While I was to be based in White Bird for two days all of my road trips were north of there. With my early start I arrived in the area by mid-day Sunday so I had some time to start exploring.
Grangeville is a larger town, located 17 miles north of White Bird on (new) Highway 95. My first surprise when I drove up to Grangeville after I arrived in the area was a sign pointing west to Tolo Lake, about 5 miles away. It was at that lake where remains of Columbian mammoths were found when the lake was being worked on by volunteers for “fishing and wildlife improvements” in 1994. Experts were brought in and the lake was drained. Many skeletal remains were found and it is one of the largest Columbian mammoth “graveyards” to be discovered in the United States.
Male Columbian mammoths were about 14 feet tall and 17 feet long and were believed to have weighed about 10 tons. My first encounter with mammoth research was when I visited “The Mammoth Site” in South Dakota back in 2017.
Tolo Lake was later refilled with water and is now a “protected site” pending the receipt of more funds to continue the research. I drove out to the lake but there is nothing there to see except a few signs discussing the findings. There is a building behind the Grangeville Chamber of Commerce Visitor Center downtown which houses a full-size replica of a Columbian mammoth skeleton:
(Photo credit: blog.goodsam.com)

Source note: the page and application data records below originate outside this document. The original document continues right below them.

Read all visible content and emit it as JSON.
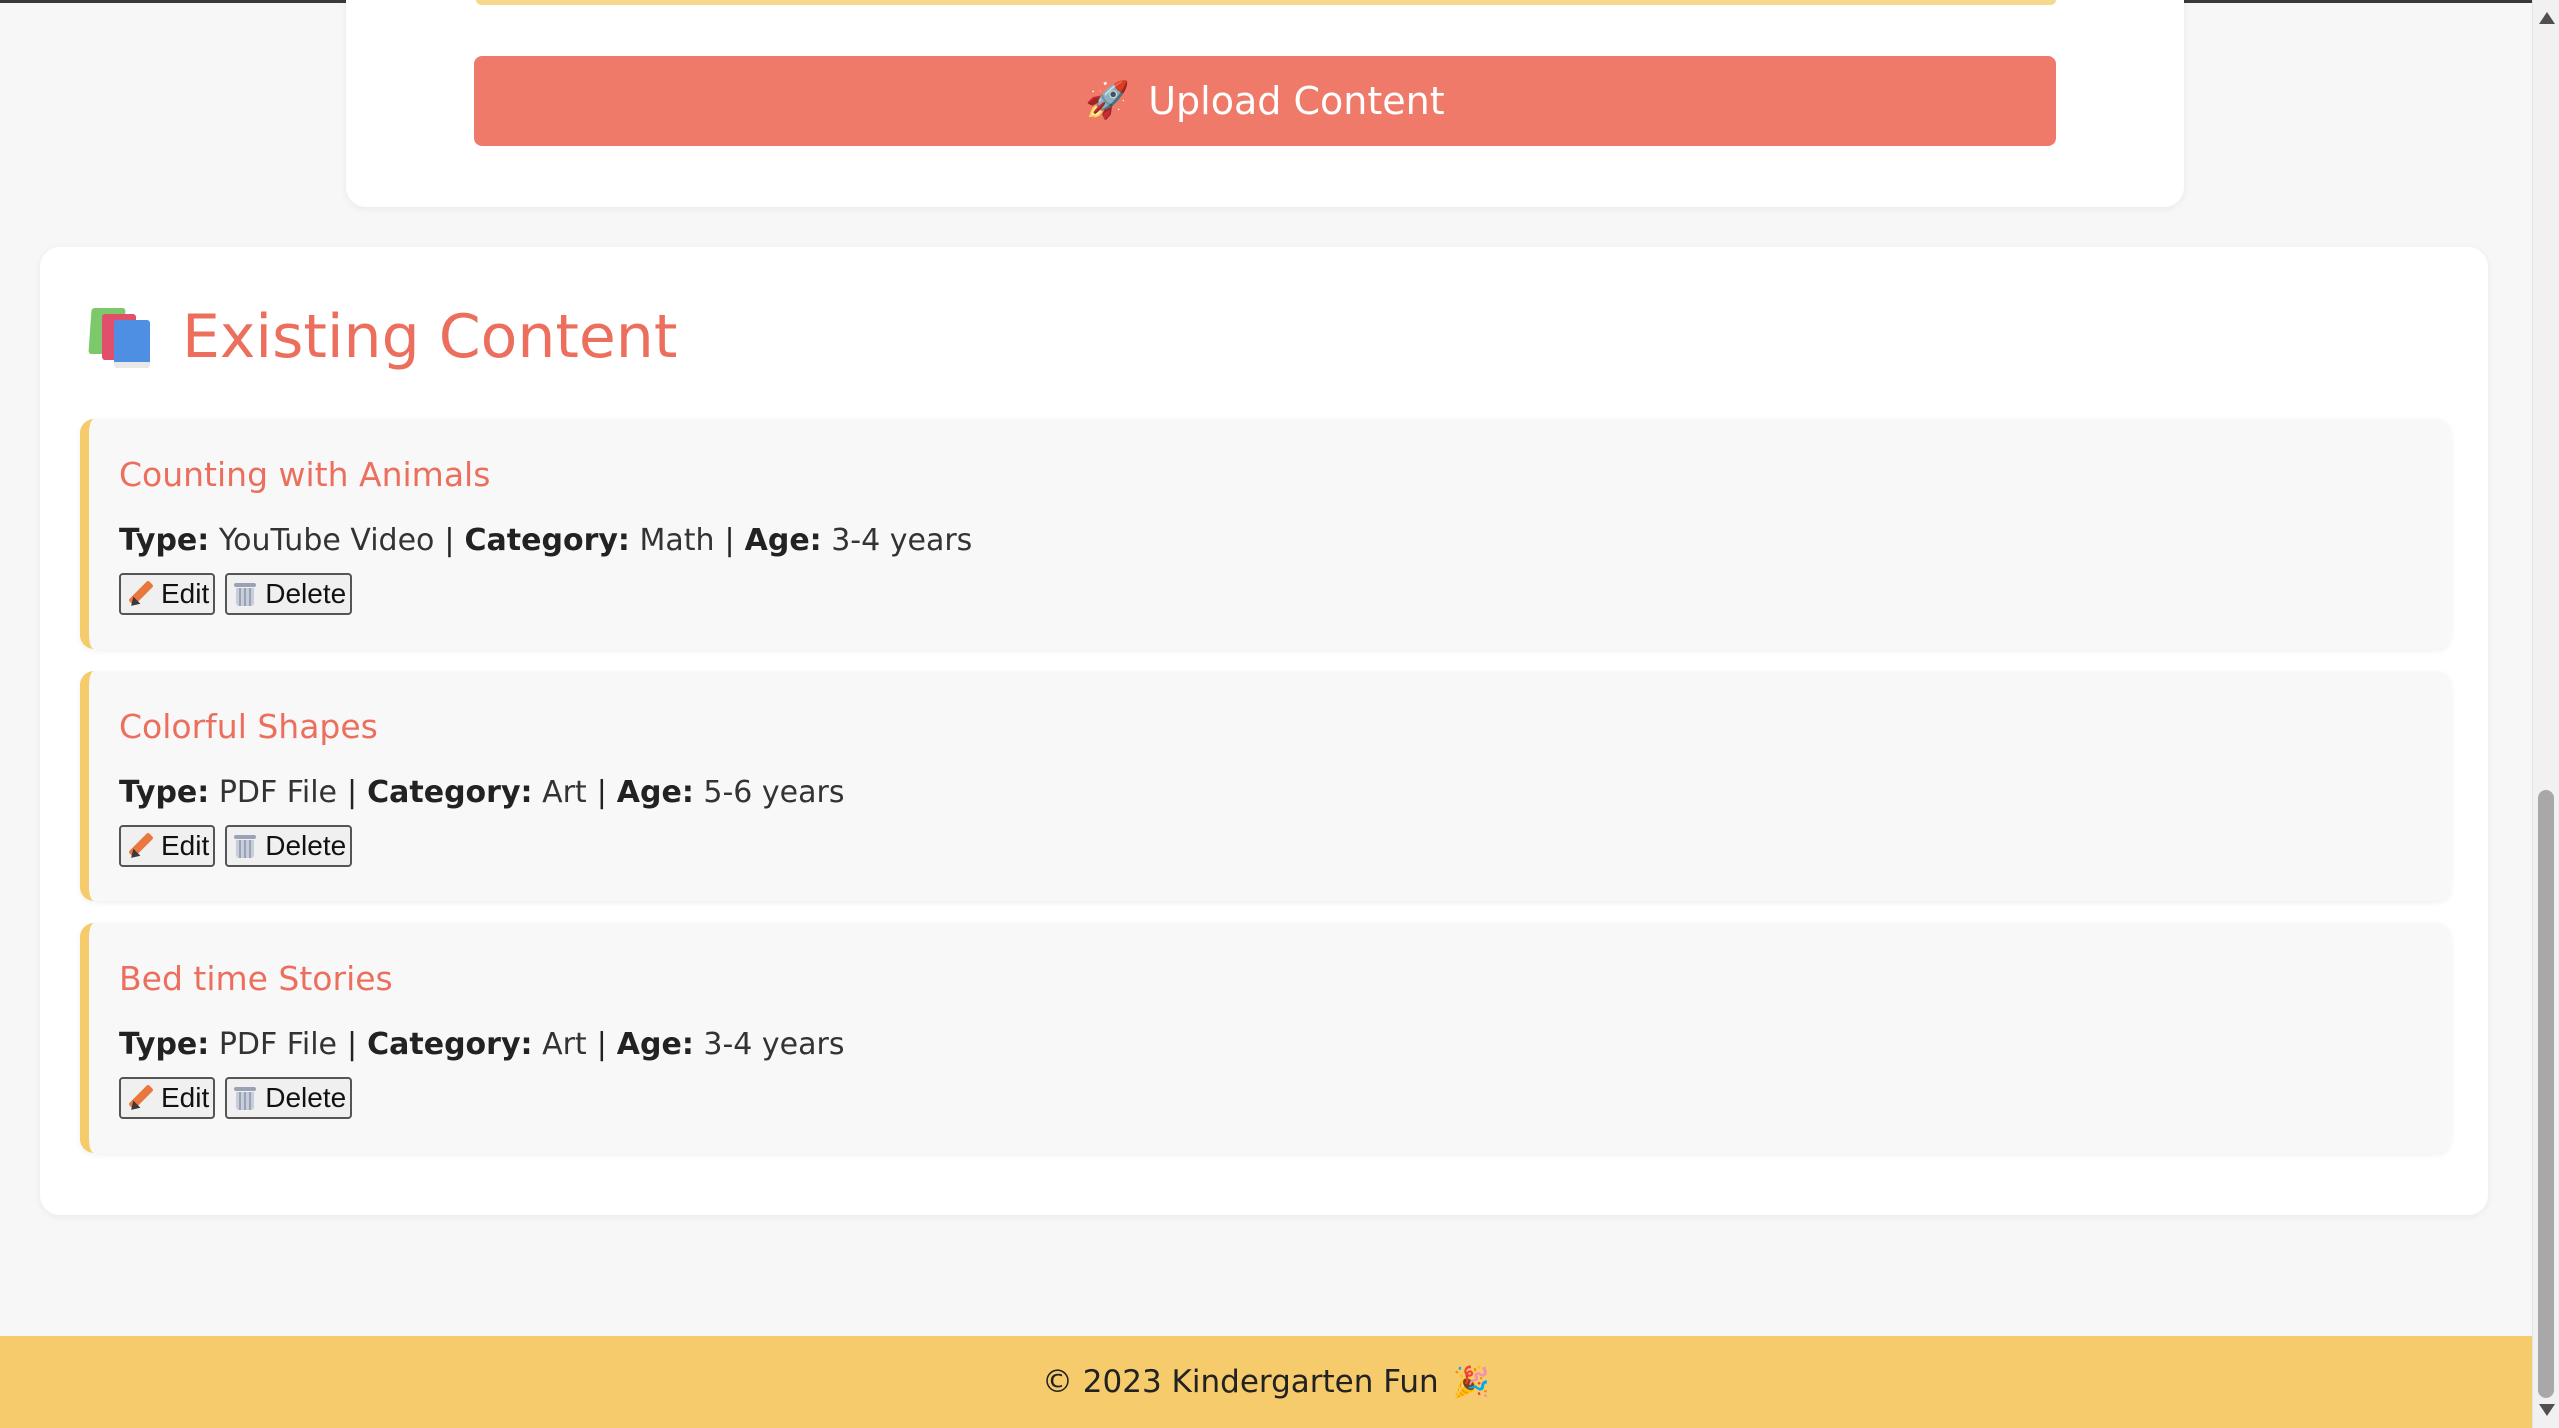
{
  "upload": {
    "button_icon": "🚀",
    "button_label": "Upload Content"
  },
  "existing": {
    "title_icon": "books-icon",
    "title": "Existing Content",
    "meta_labels": {
      "type": "Type:",
      "category": "Category:",
      "age": "Age:",
      "separator": "|"
    },
    "items": [
      {
        "title": "Counting with Animals",
        "type": "YouTube Video",
        "category": "Math",
        "age": "3-4 years",
        "edit_label": "Edit",
        "delete_label": "Delete"
      },
      {
        "title": "Colorful Shapes",
        "type": "PDF File",
        "category": "Art",
        "age": "5-6 years",
        "edit_label": "Edit",
        "delete_label": "Delete"
      },
      {
        "title": "Bed time Stories",
        "type": "PDF File",
        "category": "Art",
        "age": "3-4 years",
        "edit_label": "Edit",
        "delete_label": "Delete"
      }
    ]
  },
  "footer": {
    "text": "© 2023 Kindergarten Fun",
    "icon": "🎉"
  },
  "colors": {
    "accent": "#ec6f5e",
    "upload_button": "#ef7a6a",
    "highlight": "#f6cb6b",
    "background": "#f7f7f7"
  }
}
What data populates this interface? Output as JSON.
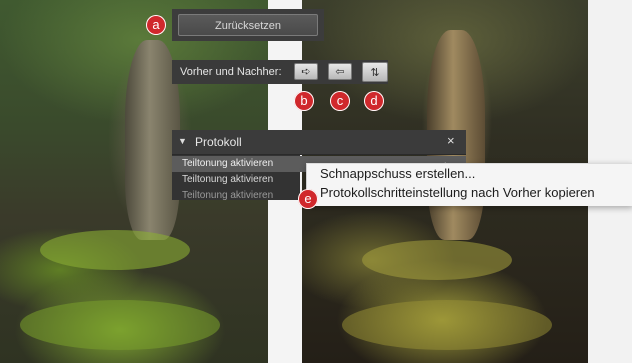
{
  "reset": {
    "label": "Zurücksetzen"
  },
  "before_after": {
    "label": "Vorher und Nachher:",
    "buttons": [
      {
        "icon": "copy-right-arrow-icon",
        "glyph": "➪"
      },
      {
        "icon": "copy-left-arrow-icon",
        "glyph": "⇦"
      },
      {
        "icon": "swap-vertical-icon",
        "glyph": "⇅"
      }
    ]
  },
  "badges": [
    "a",
    "b",
    "c",
    "d",
    "e"
  ],
  "history": {
    "title": "Protokoll",
    "close_glyph": "×",
    "toggle_glyph": "▼",
    "items": [
      "Teiltonung aktivieren",
      "Teiltonung aktivieren",
      "Teiltonung aktivieren"
    ]
  },
  "context_menu": {
    "items": [
      "Schnappschuss erstellen...",
      "Protokollschritteinstellung nach Vorher kopieren"
    ]
  },
  "colors": {
    "badge": "#d0282c",
    "panel": "#3b3b3b",
    "menu": "#f5f5f5"
  }
}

I took some photos of my own but the display is surrounded by glass and it reflected the outdoor scenery behind me. Signage at the display suggested returning at night to get better photos when the display is lit up from inside the building but I try not to go out at night when I am traveling in areas with which I am not familiar.